**What the exercise asks:** Search the records for the word "bottle" and copy every line in which it occurs.

Segment Open

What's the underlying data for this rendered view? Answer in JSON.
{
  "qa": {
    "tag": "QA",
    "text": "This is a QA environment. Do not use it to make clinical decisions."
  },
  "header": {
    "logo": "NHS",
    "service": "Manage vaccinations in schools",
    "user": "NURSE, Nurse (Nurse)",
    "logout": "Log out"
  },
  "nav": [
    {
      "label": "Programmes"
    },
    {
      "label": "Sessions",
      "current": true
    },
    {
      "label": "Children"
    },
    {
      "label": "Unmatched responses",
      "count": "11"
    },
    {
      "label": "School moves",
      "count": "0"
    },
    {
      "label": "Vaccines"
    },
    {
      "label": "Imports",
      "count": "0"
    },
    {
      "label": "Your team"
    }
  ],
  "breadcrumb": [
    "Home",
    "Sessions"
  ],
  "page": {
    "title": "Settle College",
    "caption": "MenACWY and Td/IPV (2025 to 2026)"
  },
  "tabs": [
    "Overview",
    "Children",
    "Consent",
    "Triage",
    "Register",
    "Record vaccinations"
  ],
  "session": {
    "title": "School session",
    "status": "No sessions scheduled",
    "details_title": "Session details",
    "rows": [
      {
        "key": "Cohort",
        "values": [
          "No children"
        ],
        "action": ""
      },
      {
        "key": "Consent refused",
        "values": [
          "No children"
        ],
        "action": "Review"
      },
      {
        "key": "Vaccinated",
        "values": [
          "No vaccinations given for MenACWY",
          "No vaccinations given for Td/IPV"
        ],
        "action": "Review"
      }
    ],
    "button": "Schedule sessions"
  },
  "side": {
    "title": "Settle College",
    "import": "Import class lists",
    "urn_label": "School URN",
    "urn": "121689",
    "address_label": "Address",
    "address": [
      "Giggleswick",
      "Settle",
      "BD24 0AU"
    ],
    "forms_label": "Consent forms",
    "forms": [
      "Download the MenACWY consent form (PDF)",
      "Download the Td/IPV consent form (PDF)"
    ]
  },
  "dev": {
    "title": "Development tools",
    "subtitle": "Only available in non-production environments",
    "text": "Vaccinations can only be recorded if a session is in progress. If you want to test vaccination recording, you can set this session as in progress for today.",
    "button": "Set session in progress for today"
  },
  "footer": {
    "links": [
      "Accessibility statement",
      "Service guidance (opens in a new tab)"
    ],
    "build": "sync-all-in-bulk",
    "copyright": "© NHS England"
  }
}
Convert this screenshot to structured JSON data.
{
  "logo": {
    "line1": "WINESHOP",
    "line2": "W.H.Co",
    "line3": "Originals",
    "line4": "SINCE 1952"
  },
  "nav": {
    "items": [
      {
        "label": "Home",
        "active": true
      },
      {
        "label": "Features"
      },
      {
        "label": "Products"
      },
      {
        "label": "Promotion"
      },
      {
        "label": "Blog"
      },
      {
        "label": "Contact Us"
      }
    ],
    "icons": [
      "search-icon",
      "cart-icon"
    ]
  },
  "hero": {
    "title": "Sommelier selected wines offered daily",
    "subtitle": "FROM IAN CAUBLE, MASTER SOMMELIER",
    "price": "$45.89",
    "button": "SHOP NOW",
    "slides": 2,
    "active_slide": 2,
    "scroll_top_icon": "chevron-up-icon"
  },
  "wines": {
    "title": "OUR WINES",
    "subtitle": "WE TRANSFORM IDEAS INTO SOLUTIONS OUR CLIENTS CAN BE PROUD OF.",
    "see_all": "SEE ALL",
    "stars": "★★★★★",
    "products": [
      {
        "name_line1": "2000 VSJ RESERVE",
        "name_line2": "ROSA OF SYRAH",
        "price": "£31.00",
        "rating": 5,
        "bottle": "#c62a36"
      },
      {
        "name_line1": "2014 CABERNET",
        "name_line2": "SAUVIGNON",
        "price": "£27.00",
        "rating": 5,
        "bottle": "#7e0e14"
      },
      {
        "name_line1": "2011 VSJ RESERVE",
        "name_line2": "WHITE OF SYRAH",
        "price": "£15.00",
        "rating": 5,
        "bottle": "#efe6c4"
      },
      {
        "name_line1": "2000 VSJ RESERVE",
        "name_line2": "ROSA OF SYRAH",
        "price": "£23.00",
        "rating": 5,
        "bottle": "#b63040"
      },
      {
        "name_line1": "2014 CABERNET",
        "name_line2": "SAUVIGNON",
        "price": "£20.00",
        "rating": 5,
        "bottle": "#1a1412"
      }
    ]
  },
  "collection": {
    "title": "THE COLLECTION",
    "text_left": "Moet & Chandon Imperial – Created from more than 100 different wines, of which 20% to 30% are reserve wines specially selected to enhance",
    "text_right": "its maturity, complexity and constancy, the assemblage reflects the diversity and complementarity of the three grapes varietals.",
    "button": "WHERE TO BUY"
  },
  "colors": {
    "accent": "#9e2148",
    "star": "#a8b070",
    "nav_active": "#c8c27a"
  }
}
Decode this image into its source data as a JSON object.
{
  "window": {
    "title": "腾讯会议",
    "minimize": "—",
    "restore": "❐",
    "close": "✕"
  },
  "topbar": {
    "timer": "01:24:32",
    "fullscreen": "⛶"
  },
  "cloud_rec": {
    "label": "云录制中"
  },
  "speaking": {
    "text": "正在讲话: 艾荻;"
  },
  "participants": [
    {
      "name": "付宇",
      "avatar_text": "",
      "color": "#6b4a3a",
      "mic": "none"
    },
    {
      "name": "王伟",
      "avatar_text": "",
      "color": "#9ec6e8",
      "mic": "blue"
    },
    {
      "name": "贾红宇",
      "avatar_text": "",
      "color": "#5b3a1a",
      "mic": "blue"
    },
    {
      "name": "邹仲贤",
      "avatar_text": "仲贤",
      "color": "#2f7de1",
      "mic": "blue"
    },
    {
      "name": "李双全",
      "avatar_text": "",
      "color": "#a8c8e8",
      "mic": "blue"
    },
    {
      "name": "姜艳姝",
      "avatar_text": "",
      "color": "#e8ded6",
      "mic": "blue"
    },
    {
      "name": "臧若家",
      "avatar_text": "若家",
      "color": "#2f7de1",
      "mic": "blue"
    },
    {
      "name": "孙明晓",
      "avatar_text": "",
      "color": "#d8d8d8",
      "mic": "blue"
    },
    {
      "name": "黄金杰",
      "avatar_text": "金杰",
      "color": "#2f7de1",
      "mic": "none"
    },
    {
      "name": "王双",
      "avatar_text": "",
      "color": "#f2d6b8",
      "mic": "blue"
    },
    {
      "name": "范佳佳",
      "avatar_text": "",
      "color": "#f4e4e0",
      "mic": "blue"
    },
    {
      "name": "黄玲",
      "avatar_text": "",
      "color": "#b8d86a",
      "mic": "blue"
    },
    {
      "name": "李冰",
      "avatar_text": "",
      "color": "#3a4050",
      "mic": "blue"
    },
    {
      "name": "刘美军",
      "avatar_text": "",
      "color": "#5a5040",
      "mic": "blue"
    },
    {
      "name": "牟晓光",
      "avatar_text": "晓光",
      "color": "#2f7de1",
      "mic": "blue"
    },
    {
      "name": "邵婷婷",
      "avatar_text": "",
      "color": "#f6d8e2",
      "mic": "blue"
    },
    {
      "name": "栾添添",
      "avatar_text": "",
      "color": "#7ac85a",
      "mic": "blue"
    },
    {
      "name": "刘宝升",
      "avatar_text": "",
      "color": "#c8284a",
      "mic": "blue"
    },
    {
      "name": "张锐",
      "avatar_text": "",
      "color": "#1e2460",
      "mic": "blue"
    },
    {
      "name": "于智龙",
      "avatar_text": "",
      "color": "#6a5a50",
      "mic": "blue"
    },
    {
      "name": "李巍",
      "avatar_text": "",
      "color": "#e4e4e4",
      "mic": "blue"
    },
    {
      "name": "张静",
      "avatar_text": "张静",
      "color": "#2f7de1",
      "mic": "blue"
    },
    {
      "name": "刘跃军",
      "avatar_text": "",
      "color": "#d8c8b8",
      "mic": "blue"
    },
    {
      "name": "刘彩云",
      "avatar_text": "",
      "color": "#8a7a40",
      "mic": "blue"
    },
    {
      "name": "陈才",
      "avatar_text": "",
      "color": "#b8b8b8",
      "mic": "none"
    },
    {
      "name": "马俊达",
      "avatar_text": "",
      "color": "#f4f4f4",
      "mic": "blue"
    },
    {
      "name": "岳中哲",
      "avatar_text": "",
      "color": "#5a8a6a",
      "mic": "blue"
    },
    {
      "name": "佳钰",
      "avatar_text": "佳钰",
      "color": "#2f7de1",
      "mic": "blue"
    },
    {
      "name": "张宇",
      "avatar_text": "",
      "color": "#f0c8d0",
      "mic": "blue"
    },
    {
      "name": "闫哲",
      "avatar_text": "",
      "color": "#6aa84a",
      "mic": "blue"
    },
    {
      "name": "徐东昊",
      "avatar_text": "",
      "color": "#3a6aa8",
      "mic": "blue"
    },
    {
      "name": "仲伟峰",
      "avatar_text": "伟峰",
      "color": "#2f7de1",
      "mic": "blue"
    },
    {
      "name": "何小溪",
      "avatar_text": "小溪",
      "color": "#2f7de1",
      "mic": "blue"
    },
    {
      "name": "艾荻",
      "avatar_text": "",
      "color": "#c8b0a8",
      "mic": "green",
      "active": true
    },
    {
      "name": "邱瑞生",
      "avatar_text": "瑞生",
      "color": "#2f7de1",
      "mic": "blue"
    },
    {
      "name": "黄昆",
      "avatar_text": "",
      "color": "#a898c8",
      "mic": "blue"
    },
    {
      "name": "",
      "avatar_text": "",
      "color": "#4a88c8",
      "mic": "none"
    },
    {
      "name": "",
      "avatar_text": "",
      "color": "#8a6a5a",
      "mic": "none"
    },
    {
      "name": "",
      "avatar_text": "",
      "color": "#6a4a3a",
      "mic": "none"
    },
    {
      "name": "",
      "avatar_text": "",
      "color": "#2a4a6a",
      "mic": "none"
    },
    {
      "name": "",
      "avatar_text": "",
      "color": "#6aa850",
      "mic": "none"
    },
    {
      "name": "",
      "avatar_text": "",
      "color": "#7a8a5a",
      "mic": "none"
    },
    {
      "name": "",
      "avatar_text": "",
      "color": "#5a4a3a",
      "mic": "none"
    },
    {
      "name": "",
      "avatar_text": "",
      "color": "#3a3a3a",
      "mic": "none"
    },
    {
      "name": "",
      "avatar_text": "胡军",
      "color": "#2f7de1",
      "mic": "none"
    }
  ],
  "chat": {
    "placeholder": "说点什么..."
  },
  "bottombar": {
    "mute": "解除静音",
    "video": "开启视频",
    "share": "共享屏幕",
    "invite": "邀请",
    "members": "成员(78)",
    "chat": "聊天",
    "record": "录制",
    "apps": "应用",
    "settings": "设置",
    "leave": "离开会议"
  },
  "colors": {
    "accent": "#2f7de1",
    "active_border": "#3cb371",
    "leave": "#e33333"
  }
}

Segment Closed

**Worked solution:**
        "bottle": "#c62a36"
        "bottle": "#7e0e14"
        "bottle": "#efe6c4"
        "bottle": "#b63040"
        "bottle": "#1a1412"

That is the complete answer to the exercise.